Attention deficit hyperactivity disorder (ADHD), is a neurobehavioral disorder that affects school aged children with a high degree of inattention, excessive hyperactivity, impulsivity or a combination of any of these. In order for a child to be diagnosed with ADHD, there must be two different environments in which the child has displayed his or her symptoms and it must occur before the child is twelve years of age (Halter, 2014). Children have a high comorbidity level with developmental, learning and psychiatric problems. There are three types of ADHD; inattentive type, hyperactive-impulsive type and combination type. With inattentive type the child displays disorganization, is unable to complete tasks, becomes easily bored, and
It’s normal for a child to occasionally forget to do their homework, get fidgety when they lose interest in an activity, or speak out of turn during class time. But inattentiveness, hyperactivity, and impulsivity are all signs of attention deficit hyperactivity disorder (ADHD). ADHD is a neuro-development disorder and can start as early as three years old throughout adulthood. People with ADHD have trouble focusing on tasks and activities, this can have a negative impact on the individual in different ways. It can make the child feel alone, incompetent, and powerless and those that don’t understand this behavior only intensified their struggle. Family and schools have a major impact on the life of a child suffering with ADHD. Parents who
Attention Deficit/Hyperactivity Disorder also most commonly known as ADHD is one of the most common disorders among children and young adults. It is not only the most common but is on the rise in the United States over the past decade. Many people turn to the internet to find answers on such a disorder as ADHD. However, one has to be careful in what they read, because some websites are not accurate and have lots of bias towards one thing or another dealing with the subject of ADHD. Everyday Health’s webpage on ADHD is a very informative source and well put together by using authority, coverage and objectivity.

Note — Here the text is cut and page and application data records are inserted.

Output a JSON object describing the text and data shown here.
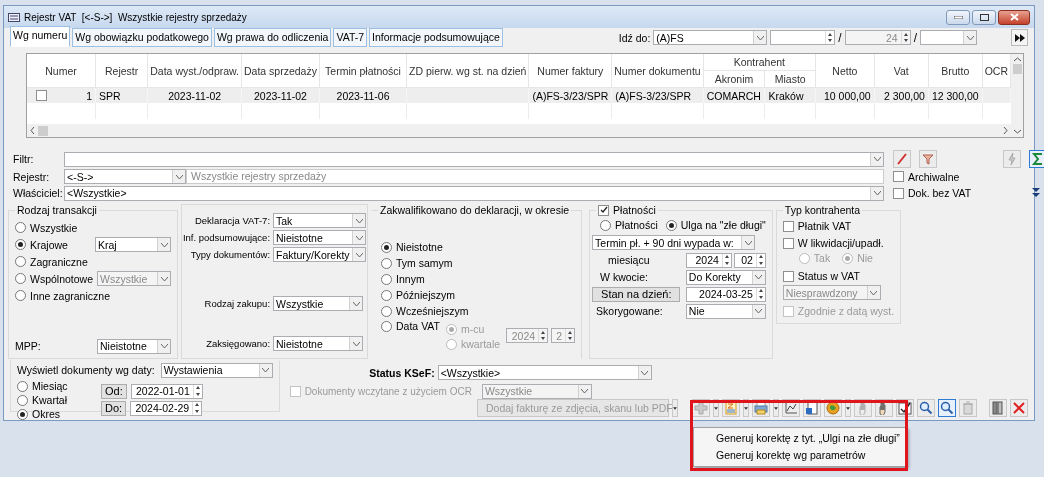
{
  "window": {
    "title": "Rejestr VAT  [<-S->]  Wszystkie rejestry sprzedaży"
  },
  "tabs": [
    {
      "label": "Wg numeru",
      "selected": true
    },
    {
      "label": "Wg obowiązku podatkowego",
      "selected": false
    },
    {
      "label": "Wg prawa do odliczenia",
      "selected": false
    },
    {
      "label": "VAT-7",
      "selected": false
    },
    {
      "label": "Informacje podsumowujące",
      "selected": false
    }
  ],
  "goto": {
    "label": "Idź do:",
    "series": "(A)FS",
    "separators": [
      "/",
      "/"
    ],
    "year": "24"
  },
  "table": {
    "column_group": {
      "label": "Kontrahent"
    },
    "columns": [
      {
        "label": "Numer"
      },
      {
        "label": "Rejestr"
      },
      {
        "label": "Data wyst./odpraw."
      },
      {
        "label": "Data sprzedaży"
      },
      {
        "label": "Termin płatności"
      },
      {
        "label": "ZD pierw. wg st. na dzień"
      },
      {
        "label": "Numer faktury"
      },
      {
        "label": "Numer dokumentu"
      },
      {
        "label": "Akronim",
        "grouped": true
      },
      {
        "label": "Miasto",
        "grouped": true
      },
      {
        "label": "Netto"
      },
      {
        "label": "Vat"
      },
      {
        "label": "Brutto"
      },
      {
        "label": "OCR"
      }
    ],
    "rows": [
      {
        "checked": false,
        "cells": [
          "1",
          "SPR",
          "2023-11-02",
          "2023-11-02",
          "2023-11-06",
          null,
          "(A)FS-3/23/SPR",
          "(A)FS-3/23/SPR",
          "COMARCH",
          "Kraków",
          "10 000,00",
          "2 300,00",
          "12 300,00",
          null
        ]
      }
    ]
  },
  "filters": {
    "filter": {
      "label": "Filtr:"
    },
    "register": {
      "label": "Rejestr:",
      "value": "<-S->",
      "description": "Wszystkie rejestry sprzedaży"
    },
    "owner": {
      "label": "Właściciel:",
      "value": "<Wszystkie>"
    },
    "checkboxes": [
      {
        "label": "Archiwalne",
        "checked": false
      },
      {
        "label": "Dok. bez VAT",
        "checked": false
      }
    ]
  },
  "transaction": {
    "title": "Rodzaj transakcji",
    "options": [
      {
        "label": "Wszystkie",
        "selected": false
      },
      {
        "label": "Krajowe",
        "selected": true,
        "combo": {
          "value": "Kraj",
          "disabled": false
        }
      },
      {
        "label": "Zagraniczne",
        "selected": false
      },
      {
        "label": "Wspólnotowe",
        "selected": false,
        "combo": {
          "value": "Wszystkie",
          "disabled": true
        }
      },
      {
        "label": "Inne zagraniczne",
        "selected": false
      }
    ],
    "mpp": {
      "label": "MPP:",
      "value": "Nieistotne"
    }
  },
  "declaration": {
    "fields": [
      {
        "label": "Deklaracja VAT-7:",
        "value": "Tak"
      },
      {
        "label": "Inf. podsumowujące:",
        "value": "Nieistotne"
      },
      {
        "label": "Typy dokumentów:",
        "value": "Faktury/Korekty"
      }
    ],
    "purchase": {
      "label": "Rodzaj zakupu:",
      "value": "Wszystkie"
    },
    "booked": {
      "label": "Zaksięgowano:",
      "value": "Nieistotne"
    }
  },
  "qualified": {
    "title": "Zakwalifikowano do deklaracji, w okresie",
    "options": [
      {
        "label": "Nieistotne",
        "selected": true
      },
      {
        "label": "Tym samym",
        "selected": false
      },
      {
        "label": "Innym",
        "selected": false
      },
      {
        "label": "Późniejszym",
        "selected": false
      },
      {
        "label": "Wcześniejszym",
        "selected": false
      },
      {
        "label": "Data VAT",
        "selected": false
      }
    ],
    "period": {
      "disabled": true,
      "options": [
        {
          "label": "m-cu",
          "selected": true
        },
        {
          "label": "kwartale",
          "selected": false
        }
      ],
      "year": "2024",
      "month": "2"
    }
  },
  "payments": {
    "title": "Płatności",
    "checked": true,
    "modes": [
      {
        "label": "Płatności",
        "selected": false
      },
      {
        "label": "Ulga na \"złe długi\"",
        "selected": true
      }
    ],
    "term": "Termin pł. + 90 dni wypada w:",
    "month_label": "miesiącu",
    "year": "2024",
    "month": "02",
    "amount_label": "W kwocie:",
    "amount": "Do Korekty",
    "state_button": "Stan na dzień:",
    "state_date": "2024-03-25",
    "corrected_label": "Skorygowane:",
    "corrected": "Nie"
  },
  "contractor": {
    "title": "Typ kontrahenta",
    "payer": {
      "label": "Płatnik VAT",
      "checked": false
    },
    "liquidation": {
      "label": "W likwidacji/upadł.",
      "checked": false,
      "disabled": true,
      "options": [
        {
          "label": "Tak",
          "selected": false
        },
        {
          "label": "Nie",
          "selected": true
        }
      ]
    },
    "vat_status": {
      "label": "Status w VAT",
      "checked": false,
      "value": "Niesprawdzony",
      "disabled": true
    },
    "consistent": {
      "label": "Zgodnie z datą wyst.",
      "checked": false,
      "disabled": true
    }
  },
  "dates": {
    "label": "Wyświetl dokumenty wg daty:",
    "value": "Wystawienia",
    "options": [
      {
        "label": "Miesiąc",
        "selected": false
      },
      {
        "label": "Kwartał",
        "selected": false
      },
      {
        "label": "Okres",
        "selected": true
      }
    ],
    "from": {
      "label": "Od:",
      "value": "2022-01-01"
    },
    "to": {
      "label": "Do:",
      "value": "2024-02-29"
    }
  },
  "ksef": {
    "label": "Status KSeF:",
    "value": "<Wszystkie>"
  },
  "ocr": {
    "label": "Dokumenty wczytane z użyciem OCR",
    "checked": false,
    "disabled": true,
    "value": "Wszystkie"
  },
  "toolbar": {
    "ocr_button": {
      "label": "Dodaj fakturę ze zdjęcia, skanu lub PDF",
      "disabled": true
    }
  },
  "menu": {
    "items": [
      "Generuj korektę z tyt. „Ulgi na złe długi”",
      "Generuj korektę wg parametrów"
    ]
  }
}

“Attention-deficit/hyperactivity disorder (ADHD) is a condition affecting children and adults that is characterized by problems with attention, impulsivity, and overactivity” (CHADD). “It is a neurobiological disorder that affect 3-7 percent of school age children and may be seen as before the age of 7. The current diagnostic label is attention-deficit/hyperactivity disorder, however, in the past several other names have been used, such as brain-damaged, minimal brain dysfunction, hyperkinetic impulsive disorder, and attention deficit disorder (CHADD). ADHD is a controversial disorder. Some understand it to be a true disability, while others believe “good teaching and discipline at home resolve the problems” (Kauffman 2005).